(1928 Pozzolengo, Italy – 1973 Milan, Italy)
Ugo Mulas was one of the most important international photographers of the post-war period, known especially for his street photography and portraits of artists.
Born in Pozzolengo, Italy, he originally studied law in Milan before changing his focus to art and photography. Mostly self-taught, Mulas was asked to photograph the Venice Biennale from 1954 to 1972 and worked side by side with a wide range of artists.
Important projects include the famous series on Lucio Fontana (1965) and the series dedicated to Eugenio Montale’s Ossi di Seppia. After discovering Pop Art at the 1964 Biennale, Mulas decided to go to the United States, where he created his book New York: The New Art Scene (1967) photographing important figures such as Jasper Johns, Roy Lichenstein and Barnett Newman. His encounters with Robert Rauschenberg and Andy Warhol, and his discovery of the photography of Robert Frank and Lee Friedlander, influenced his work of the late 1960s.
From then on, he took part in the aesthetic and conceptual renewal of the neo-avantgarde movement, realising reportages on the tenth anniversary of the Nouveau Réalisme.
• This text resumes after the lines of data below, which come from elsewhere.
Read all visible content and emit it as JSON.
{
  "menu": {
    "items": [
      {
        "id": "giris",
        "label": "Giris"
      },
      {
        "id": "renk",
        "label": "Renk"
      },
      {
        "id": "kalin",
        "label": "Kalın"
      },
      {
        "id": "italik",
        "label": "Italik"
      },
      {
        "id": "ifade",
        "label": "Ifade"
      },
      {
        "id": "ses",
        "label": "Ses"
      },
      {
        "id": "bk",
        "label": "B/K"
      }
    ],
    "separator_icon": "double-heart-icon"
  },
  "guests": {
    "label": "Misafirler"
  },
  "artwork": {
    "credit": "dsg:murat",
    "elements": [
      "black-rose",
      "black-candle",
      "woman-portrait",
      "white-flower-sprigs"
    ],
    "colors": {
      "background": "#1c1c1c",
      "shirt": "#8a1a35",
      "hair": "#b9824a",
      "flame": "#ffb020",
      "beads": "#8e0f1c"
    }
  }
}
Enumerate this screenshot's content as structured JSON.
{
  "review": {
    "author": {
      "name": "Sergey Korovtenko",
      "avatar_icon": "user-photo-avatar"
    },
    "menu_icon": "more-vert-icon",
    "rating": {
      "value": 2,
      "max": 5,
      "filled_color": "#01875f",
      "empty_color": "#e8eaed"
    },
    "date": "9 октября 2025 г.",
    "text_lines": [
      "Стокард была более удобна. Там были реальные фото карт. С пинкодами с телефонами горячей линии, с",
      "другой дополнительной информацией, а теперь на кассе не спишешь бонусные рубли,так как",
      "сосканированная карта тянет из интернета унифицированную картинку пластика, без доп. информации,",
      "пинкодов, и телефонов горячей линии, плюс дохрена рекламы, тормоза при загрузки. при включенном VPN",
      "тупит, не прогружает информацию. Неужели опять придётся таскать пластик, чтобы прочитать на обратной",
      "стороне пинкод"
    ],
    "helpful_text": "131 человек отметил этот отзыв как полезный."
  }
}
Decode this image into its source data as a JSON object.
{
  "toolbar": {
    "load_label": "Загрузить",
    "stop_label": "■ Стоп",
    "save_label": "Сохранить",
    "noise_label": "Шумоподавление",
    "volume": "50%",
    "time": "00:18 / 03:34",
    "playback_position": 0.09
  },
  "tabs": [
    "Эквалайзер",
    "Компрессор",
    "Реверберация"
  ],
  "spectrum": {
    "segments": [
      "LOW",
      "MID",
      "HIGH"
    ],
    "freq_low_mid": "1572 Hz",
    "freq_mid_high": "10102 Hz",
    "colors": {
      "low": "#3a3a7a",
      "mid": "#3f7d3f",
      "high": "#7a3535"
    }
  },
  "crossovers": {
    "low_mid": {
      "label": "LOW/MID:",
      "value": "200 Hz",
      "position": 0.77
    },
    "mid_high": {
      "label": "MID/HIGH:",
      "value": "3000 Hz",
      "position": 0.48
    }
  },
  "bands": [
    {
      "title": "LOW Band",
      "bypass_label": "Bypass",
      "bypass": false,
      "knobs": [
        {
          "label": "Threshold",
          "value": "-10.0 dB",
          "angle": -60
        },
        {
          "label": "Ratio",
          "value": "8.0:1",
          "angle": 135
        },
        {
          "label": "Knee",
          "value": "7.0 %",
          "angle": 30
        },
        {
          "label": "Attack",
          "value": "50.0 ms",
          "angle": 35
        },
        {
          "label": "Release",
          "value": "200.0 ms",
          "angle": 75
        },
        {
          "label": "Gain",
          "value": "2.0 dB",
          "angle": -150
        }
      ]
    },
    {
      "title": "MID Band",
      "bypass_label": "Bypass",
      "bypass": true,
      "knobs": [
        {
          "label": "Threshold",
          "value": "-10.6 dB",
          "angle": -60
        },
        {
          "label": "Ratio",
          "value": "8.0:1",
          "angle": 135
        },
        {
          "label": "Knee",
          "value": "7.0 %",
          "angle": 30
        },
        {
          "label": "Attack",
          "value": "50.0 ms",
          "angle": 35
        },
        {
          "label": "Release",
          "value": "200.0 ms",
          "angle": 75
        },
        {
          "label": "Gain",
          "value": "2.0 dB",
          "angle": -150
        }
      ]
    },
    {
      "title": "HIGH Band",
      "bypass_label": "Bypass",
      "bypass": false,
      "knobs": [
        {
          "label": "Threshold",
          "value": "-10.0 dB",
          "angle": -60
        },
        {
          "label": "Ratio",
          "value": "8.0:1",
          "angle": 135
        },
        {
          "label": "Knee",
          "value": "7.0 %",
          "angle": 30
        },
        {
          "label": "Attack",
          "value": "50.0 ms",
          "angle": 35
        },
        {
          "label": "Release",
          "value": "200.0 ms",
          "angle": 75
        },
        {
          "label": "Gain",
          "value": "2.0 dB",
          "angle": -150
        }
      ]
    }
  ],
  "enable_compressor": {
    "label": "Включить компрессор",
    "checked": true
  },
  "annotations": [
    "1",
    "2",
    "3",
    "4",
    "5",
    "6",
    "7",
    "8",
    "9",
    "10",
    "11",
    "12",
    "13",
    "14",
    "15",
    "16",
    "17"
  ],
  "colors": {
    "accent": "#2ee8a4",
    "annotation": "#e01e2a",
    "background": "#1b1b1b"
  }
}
Mulas was also involved in experimental work in theatre, first collaborating with Giorgio Strehler and then with Virginio Puecher.
Mulas developed a profound rethinking of the historic function of photography and these aesthetics and phenomenological reflections led to his portfolio on Marcel Duchamp (1972) and to the project Archivio per Milano (1969-72). His last series of works, Verifiche, summarises his experience and dialogue with the art world.
Mulas died in 1973, a month before the opening of his retrospective held at the University of Parma and the publication of his book La fotografia.